(Element data from apps and pages)

━━━━━━

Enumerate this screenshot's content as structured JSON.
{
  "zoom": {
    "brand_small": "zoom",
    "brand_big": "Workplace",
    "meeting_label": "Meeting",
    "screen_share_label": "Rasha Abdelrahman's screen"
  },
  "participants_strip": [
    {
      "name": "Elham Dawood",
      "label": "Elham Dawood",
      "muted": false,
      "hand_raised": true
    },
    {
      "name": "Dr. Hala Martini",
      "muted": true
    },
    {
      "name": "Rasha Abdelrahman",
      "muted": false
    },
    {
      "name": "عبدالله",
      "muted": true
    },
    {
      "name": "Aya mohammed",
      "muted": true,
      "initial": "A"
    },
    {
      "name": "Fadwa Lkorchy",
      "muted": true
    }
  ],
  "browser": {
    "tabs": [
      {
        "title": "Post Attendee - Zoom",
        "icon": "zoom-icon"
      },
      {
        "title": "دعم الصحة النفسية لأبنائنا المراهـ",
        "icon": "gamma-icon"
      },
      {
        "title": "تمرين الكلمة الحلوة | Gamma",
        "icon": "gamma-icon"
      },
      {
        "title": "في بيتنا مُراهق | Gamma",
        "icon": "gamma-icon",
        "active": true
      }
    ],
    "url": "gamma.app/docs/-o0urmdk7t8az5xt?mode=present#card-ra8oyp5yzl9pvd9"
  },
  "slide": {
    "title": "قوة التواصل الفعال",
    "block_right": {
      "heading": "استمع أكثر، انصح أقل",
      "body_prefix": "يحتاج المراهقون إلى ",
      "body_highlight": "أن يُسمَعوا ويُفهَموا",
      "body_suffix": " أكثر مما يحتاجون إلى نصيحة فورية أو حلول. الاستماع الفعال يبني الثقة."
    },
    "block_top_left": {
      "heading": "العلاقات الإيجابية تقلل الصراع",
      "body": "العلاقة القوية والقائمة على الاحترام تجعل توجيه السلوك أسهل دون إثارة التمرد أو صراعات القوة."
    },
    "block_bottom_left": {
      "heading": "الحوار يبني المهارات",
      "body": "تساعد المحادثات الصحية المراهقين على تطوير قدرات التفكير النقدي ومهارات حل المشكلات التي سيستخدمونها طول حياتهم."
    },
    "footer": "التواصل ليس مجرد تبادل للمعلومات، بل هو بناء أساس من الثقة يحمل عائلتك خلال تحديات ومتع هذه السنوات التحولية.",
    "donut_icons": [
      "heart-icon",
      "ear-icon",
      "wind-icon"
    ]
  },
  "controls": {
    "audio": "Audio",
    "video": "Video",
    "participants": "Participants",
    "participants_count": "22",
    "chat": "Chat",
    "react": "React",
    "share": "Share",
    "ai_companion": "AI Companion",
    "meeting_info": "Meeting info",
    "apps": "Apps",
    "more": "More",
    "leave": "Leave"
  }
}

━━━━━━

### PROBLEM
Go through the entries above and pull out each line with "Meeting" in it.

### SOLVED EXERCISE
    "meeting_label": "Meeting",
    "meeting_info": "Meeting info",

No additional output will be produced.